The purpose of this post is not to talk about drawing as a whole. It is to talk about pencil drawing as it relates to watercolor painting.
Any artist will tell you that it’s better to be discriminating with how you lay down your lines than it is to just draw them all the same way, like a bad Sunday cartoon. What that means is that any line you lay down will have a certain weight, darkness, or boldness, depending on how hard you press your pencil. Look at my final drawing of the rhinoceroses: just above the baby’s back, you see wrinkle lines much fainter than the line between the two rhinos. This creates a hierarchy of importance, and helps push the baby rhino forward.

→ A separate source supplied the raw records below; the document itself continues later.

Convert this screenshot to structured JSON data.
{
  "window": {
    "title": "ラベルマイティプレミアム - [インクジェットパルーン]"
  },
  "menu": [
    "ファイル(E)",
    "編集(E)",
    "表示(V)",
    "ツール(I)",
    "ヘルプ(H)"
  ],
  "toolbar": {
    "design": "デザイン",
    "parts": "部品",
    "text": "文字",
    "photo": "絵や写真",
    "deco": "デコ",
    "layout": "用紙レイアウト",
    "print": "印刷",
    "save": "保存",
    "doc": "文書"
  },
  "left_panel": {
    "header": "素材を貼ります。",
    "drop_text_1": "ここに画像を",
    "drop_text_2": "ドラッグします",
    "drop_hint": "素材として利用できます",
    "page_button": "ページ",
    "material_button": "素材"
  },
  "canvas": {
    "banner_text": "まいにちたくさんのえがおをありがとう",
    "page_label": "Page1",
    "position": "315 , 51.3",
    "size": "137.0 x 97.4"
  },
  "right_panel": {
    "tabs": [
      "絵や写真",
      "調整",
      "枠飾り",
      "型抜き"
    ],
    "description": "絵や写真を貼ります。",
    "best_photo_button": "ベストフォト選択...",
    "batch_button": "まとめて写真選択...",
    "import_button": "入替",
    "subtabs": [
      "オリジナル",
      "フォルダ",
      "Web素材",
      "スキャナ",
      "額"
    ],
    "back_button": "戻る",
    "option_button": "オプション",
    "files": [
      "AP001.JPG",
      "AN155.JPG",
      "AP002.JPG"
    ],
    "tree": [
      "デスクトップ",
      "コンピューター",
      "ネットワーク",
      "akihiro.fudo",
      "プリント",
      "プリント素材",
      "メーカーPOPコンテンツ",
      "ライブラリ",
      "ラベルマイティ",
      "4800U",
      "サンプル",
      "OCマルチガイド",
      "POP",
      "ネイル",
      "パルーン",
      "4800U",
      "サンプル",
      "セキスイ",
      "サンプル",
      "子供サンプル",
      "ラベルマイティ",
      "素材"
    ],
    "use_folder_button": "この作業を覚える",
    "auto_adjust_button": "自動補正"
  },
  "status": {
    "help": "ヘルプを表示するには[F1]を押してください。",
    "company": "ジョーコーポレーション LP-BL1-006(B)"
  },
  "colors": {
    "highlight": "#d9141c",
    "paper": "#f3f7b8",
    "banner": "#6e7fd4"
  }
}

Line weight serves another function in watercolor painting. Because watercolor is transparent (meaning you can see through a layer to what’s beneath it) pencil lines will stay visible in the finished painting…unless you only draw the lines where there are hard edges between light and dark. In that case, the masses of dark/light, positive/negative, and background/foreground make the pencil line disappear.
So, if you have an edge between two contrasting masses, that can be a dark, hard line. But if you have a line delineating a soft edge, like a form shadow, that line should be lighter so that it won’t appear in the final painting. By consciously controlling your line quality, it will be possible to improve your painting, because the lines signal your brain to treat different edges different ways.